The International Air Transport Association (IATA) announced global passenger traffic results for June 2019 showing that demand (measured in revenue passenger kilometers or RPKs) rose by 5.0% compared to June 2018. This was up slightly from the 4.7% year-over-year growth recorded in May. June capacity (available seat kilometers or ASKs) increased by 3.3%, and load factor rose 1.4 percentage points to 84.4%, which was a record for the month of June.
“June continued the trend of solid passenger demand growth while the record load factor shows that airlines are maximizing efficiency. Amid continuing trade tensions between the US and China, and rising economic uncertainty in other regions, growth was not as strong as a year ago, however,” said Alexandre de Juniac, IATA’s Director General and CEO.
International Passenger Markets
June international passenger demand rose 5.4% compared to June 2018, which was an improvement from 4.6% annual growth recorded in May. All regions recorded increases in growth, led by airlines in Africa. Capacity rose 3.4%, and load factor climbed 1.6 percentage points to 83.8%.
European airlines saw traffic rise 5.6% in June compared to June 2018, in line with 5.5% demand growth the month before. Capacity climbed 4.5% and load factor rose 1.0% percentage point to 87.9%, tied with North America as the highest among the regions. The solid growth occurred against a backdrop of slowing economic activity and declining business confidence in the Euro area and UK.
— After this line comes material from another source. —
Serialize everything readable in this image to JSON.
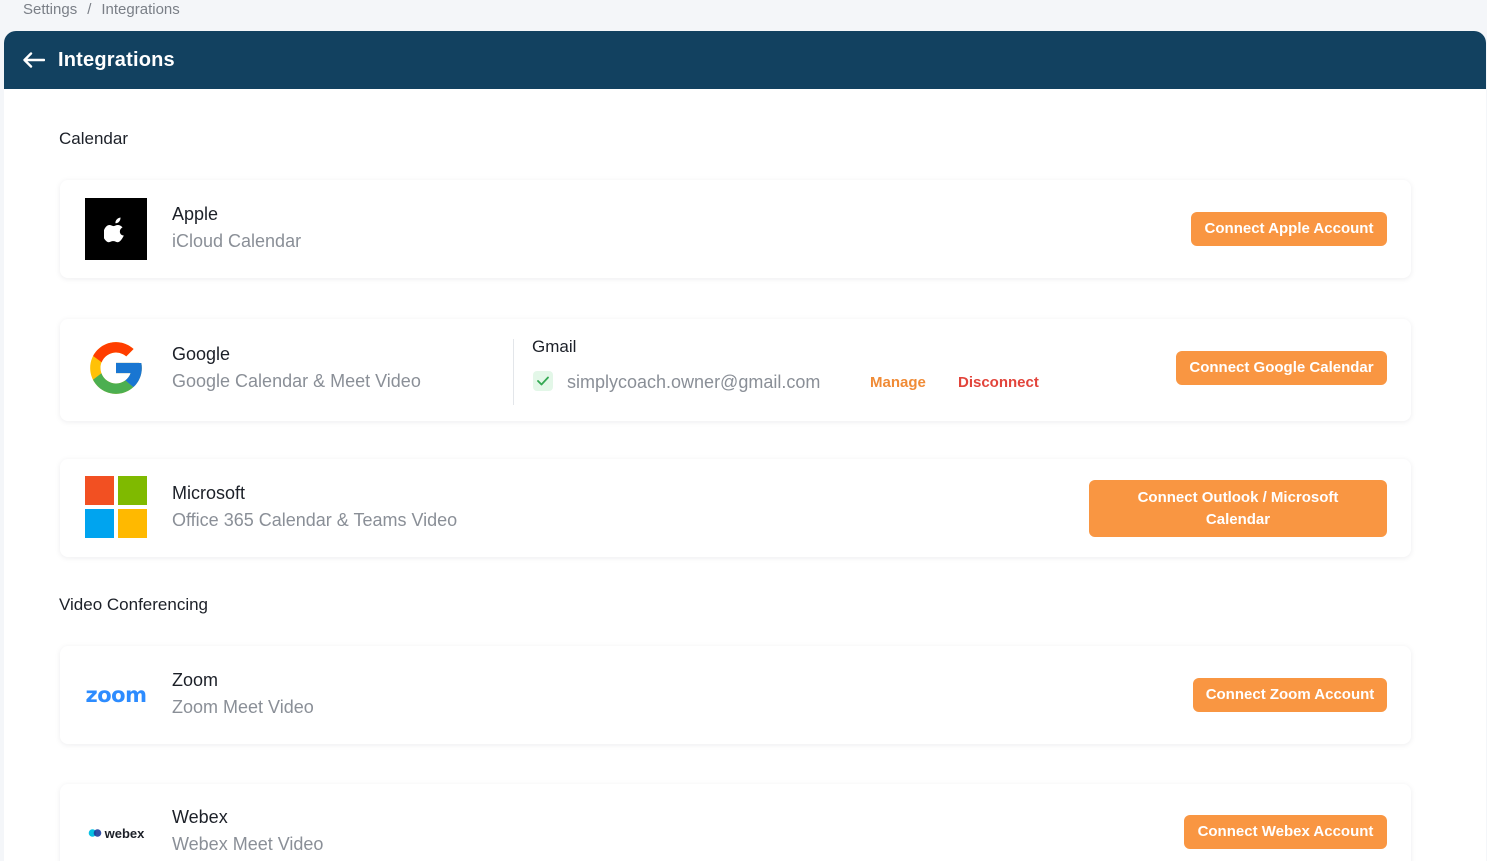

Middle Eastern carriers posted an 8.1% demand increase in June compared to the same month last year, which was well up on the 0.6% annual increase recorded in May. The timing of Ramadan which fell almost exclusively in May this year likely contributed to the strongly contrasting outcomes. Capacity rose 1.7% and load factor jumped 4.5 percentage points to 76.6%.
Asia-Pacific airlines’ June traffic rose 4.0% compared to the year-ago period, which was down from a 4.9% increase in May. US-China trade tensions have impacted demand in the broader Asia-Pacific-North America market and also within the inter-Asia market. Capacity rose 3.1% and load factor edged up 0.7 percentage point to 81.4%.
North American carriers’ demand rose 3.5% compared to June a year ago, down from 5.0% annual growth in May, similarly reflecting US-China trade tensions. Capacity climbed 2.0%, with load factor increasing 1.3 percentage points to 87.9%.
Latin American airlines experienced a 5.8% rise in traffic compared to the same month last year, up slightly from 5.6% annual growth recorded in May. Capacity increased by 2.5% and load factor surged 2.6 percentage points to 84.0%. Weakening economic conditions in a number of key countries in the region could mean a softening in demand going forward.
African airlines’ traffic soared 11.7% in June, up from 5.1% in May. Capacity rose 7.7%, and load factor jumped 2.6 percentage points to 70.5%. Demand is benefitting from a generally supportive economic backdrop, including improved economic stability in several countries, as well as increased air connectivity.
Domestic Passenger Markets
Demand for domestic travel climbed 4.4% in June compared to June 2018, which was a slight slowdown from 4.7% annual growth recorded in May. Led by Russia, all of the key domestic markets tracked by IATA reported traffic increases except for Brazil and Australia. June capacity rose 3.1%, and load factor climbed by 1.1 percentage points to 85.5%.
Brazil’s domestic traffic fell 5.7% in June, which was a worsening from the 2.7% decline recorded in May. The sharp drop largely reflects the collapse of the country’s fourth largest carrier, Avianca Brasil, which had around a 14% market share in 2018.
India’s domestic market continues to recover from the demise of Jet Airways, with demand rising 7.9% in June compared to the year-ago period.
The Bottom Line
“The peak summer travel season in the Northern Hemisphere is upon us. Crowded airports are a reminder of the vital role aviation plays in connecting people and commerce. For those traveling on journeys of discovery or reuniting with loved ones, aviation is the business of freedom. But aviation relies on borders that are open to trade and people to deliver its benefits. Ongoing trade disputes are contributing to declining global trade and slowing traffic growth. These developments are not helpful to the global economic outlook. Nobody wins a trade war,” said de Juniac.
Cover image credits: Arpingstone – Own work, Public Domain, https://commons.wikimedia.org/w/index.php?curid=776007